From comic strip hero to film star

From comic strip hero to film star

How fortunate that the Brussels comic strip heroes are made of paper - they would otherwise be getting big ideas of themselves, now that they've made it into the film world. And Tintin is not the only one.

Tintin is still the number one, as always. It was none other than Steven Spielberg who turned this Brussels comic strip hero into a film star. The legendary American film director discovered Hergé's oeuvre when film reviewers in the early eighties pointed out the similarities between Indiana Jones and Tintin. Spielberg was an instant fan, and also the one selected by Hergé to film Tintin. But he took his time - about thirty years. Tintin's world premiere didn't take place until October 2011 in Brussels. The strips 'The Crab with the Golden Claws', 'The Secret of the Unicorn' and 'Red Rackham's Treasure' were fused into one action-packed adventure film. Advanced technology was employed to bring Tintin and the motley crew of supporting characters to life. The end result is animation, but the basis was laid using real actors. As a tribute, Spielberg gave Hergé a cameo in the first scene of the film. Hergé is the street artist who draws Tintin at the flea market in the Vossenplein. 'The Adventures of Tintin: the secret of the Unicorn' is to have a sequel, directed by another giant of the film world who is also a lover of Tintin: Peter Jackson, director of the Lord Of The Rings trilogy.
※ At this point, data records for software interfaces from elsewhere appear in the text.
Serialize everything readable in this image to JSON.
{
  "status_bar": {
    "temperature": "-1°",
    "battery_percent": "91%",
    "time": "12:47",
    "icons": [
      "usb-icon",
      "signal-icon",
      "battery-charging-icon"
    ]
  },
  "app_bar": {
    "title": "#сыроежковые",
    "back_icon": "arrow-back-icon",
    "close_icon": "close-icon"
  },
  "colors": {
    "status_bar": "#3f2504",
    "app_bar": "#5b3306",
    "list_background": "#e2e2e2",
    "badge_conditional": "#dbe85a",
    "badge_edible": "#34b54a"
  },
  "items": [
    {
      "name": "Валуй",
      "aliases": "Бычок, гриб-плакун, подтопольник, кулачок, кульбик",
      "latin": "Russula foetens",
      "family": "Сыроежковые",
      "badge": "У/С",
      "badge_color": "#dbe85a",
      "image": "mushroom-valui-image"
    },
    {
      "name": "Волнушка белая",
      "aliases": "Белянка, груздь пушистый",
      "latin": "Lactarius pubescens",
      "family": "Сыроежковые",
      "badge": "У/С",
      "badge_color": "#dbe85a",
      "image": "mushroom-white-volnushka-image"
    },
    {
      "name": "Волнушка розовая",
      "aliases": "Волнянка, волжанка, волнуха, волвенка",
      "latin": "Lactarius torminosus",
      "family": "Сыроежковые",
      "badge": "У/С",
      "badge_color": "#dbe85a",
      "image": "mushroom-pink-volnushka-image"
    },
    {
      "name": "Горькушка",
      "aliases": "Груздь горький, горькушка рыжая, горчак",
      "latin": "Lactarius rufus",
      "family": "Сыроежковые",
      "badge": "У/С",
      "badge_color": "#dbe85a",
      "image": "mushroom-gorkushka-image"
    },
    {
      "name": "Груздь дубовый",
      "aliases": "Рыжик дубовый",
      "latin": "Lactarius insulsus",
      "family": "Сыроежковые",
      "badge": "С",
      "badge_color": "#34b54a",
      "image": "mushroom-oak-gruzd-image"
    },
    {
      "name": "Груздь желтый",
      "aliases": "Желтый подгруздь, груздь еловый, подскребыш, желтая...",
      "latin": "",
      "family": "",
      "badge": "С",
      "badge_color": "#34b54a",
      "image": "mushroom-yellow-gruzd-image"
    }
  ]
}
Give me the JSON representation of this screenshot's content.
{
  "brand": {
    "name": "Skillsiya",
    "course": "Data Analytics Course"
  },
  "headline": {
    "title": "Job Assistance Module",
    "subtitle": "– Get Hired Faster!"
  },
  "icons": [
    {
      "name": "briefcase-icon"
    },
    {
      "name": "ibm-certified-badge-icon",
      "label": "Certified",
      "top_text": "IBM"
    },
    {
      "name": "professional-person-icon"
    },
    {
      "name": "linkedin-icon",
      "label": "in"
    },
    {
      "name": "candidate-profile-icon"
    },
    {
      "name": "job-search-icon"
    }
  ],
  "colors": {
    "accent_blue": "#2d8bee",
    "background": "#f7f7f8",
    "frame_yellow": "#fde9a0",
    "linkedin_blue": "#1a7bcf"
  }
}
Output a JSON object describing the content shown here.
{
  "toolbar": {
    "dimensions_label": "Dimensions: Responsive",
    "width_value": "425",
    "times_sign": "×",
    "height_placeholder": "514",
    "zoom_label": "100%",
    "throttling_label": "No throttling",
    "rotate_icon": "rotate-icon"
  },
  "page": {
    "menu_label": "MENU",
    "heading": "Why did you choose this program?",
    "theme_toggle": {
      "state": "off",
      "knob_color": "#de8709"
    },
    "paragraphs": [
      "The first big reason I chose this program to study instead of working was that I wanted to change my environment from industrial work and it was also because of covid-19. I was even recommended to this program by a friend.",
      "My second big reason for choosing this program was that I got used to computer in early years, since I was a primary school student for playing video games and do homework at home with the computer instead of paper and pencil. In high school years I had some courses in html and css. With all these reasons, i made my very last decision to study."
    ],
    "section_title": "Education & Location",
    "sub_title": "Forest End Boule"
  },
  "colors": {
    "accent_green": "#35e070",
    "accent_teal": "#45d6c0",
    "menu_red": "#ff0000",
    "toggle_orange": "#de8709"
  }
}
2011 was also a great year for the Smurfs. Peyo (pen name of Belgian Pierre Culliford), first drew the famous little blue creatures with white gnome hats and trousers in 1958. The strips were a big success and the animation film, 'The Smurfs and the Magic Flute', followed in 1975. The American break-through came in the eighties, thanks to the hundreds of cartoons produced by Hanna-Barbera for television. In the summer of 2011, Papa Smurf, Grouchy Smurf, Clumsy Smurf and Brainy Smurf conquered the hearts of many children in a Hollywood production. 'The Smurfs' is not a cartoon but live action with three-dimensional, computer-generated smurfs. Pursued by the evil wizard Gargamel and his cat Azrael, the smurfs land in the New York of the present day. 'The Smurfs' was a box-office hit, and 'The Smurfs 2' is currently in the making.

Tintin and the smurfs are not the only comic strip heroes who have made it to film stardom. In 2008 and 2011, two French blockbusters were released based on Largo Winch - a millionaire in jeans with the charm of a playboy and the superhuman powers of the traditional comic book hero. Largo Winch is a creation of the Brussels duo, Jean Van Hamme (screenplay) and Philippe Francq (art work). Together they collaborate on the spare themes of the popular comic strip of the same name.

Spring of 2012 at last saw the release of 'On the Trail of Marsupilami' by Alain Chabat, the French director who previously had a hit with 'Asterix and Obelix Meet Cleopatra'. Marsupilami, a mysterious creature from the Palombian forest that can do the craziest things with its tail, was created by Franquin, the grand master of the Belgian comic strip who also gave us Gaston Lagaffe, among others.

It is very likely that even more comic strip heroes will take the step on to the screen. For example, one project is adapting 'The Yellow M'- 'By Jove!', one of the most popular adventures of the now classic Blake and Mortimer series by Edgar P. Jacobs.

Niels Ruel